Peter Rudolf Hans Eisner was born on August 17th in Berlin. He lived in Genthiner Straße in the Berlin district of Tiergarten with his parents Rudolf and Hildegard Eisner and his younger sister Helene. His father was a successful industrialist owning a steel-mill who enabled the family to live a prosperous life.

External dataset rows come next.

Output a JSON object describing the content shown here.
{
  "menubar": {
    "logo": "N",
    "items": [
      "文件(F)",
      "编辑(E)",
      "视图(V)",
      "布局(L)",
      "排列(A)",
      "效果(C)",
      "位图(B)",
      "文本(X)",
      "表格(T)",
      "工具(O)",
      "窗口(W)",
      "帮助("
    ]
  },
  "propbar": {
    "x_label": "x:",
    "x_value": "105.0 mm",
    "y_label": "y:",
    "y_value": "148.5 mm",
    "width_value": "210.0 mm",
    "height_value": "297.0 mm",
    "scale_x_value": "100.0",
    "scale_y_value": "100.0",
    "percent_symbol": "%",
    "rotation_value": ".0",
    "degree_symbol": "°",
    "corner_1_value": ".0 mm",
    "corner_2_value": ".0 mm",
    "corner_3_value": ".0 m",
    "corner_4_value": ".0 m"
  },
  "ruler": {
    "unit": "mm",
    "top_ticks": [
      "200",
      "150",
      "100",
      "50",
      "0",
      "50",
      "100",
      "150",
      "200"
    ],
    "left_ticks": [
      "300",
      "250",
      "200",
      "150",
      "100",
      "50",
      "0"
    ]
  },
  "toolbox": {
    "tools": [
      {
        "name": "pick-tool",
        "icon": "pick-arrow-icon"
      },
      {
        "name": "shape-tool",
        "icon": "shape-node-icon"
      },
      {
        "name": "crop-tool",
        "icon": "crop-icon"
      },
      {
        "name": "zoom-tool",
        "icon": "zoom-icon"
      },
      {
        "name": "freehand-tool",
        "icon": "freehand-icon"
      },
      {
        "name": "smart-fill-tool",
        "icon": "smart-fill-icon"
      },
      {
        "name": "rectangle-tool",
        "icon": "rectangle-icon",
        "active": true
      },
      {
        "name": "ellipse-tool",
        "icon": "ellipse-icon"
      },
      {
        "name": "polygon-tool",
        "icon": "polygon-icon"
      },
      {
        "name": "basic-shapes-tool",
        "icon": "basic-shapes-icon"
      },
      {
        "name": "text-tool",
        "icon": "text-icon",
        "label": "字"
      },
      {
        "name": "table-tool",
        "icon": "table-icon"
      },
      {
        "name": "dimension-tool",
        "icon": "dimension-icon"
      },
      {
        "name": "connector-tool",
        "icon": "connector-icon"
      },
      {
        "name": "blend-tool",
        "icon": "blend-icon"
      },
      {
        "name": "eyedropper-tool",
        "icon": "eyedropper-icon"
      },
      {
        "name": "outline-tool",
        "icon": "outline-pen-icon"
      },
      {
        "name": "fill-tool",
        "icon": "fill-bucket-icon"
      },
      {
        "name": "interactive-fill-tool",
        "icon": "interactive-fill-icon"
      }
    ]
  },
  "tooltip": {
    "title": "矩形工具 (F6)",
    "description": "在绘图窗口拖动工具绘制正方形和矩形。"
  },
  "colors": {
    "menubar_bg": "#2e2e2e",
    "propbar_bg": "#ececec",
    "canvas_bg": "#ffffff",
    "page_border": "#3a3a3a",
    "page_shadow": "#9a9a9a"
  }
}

But the Nazis coming into power in January 1933 changed everything, as the Eisner family was subjected to the full force of the anti-Semitic policies of the new state. With his business aryanised, stolen and absorbed by Mannesman Steel, Rudolf Eisner and his family ﬂed Germany in February 1938. They ﬁrst went to Prague, then Warsaw and ﬁnally to the UK, arriving on July 7th 1939, just before war broke out. The ﬁrst day of Peter’s new London school coincided with the day war broke out, forcing him to adapt quickly to a new identity. Upon joining the British Army in 1943 he anglicised his name to Peter Roderick Easton and was posted to Kenya and Tanzania. Upon being demobilised, he arrived back to London a full year after his father died and set about building a new private and professional life. Despite being an atheist, he chose to convert to Protestantism for his ﬁrst, short-lived marriage and then, after taking a job in New York in 1958 he met and married Bobbie Cecile (nee Toeman) and together they moved back to London where they had three children, Lynne, Nicola and Antony. After his wife’s premature death in 1987, he moved to Hampshire to be nearer his mother and sister and, following a successful career in business (including Public Relations work for several German companies and organisations) and politics (he stood for both the UK and European Parliaments), he died a proud Englishman and European, a child of two nations.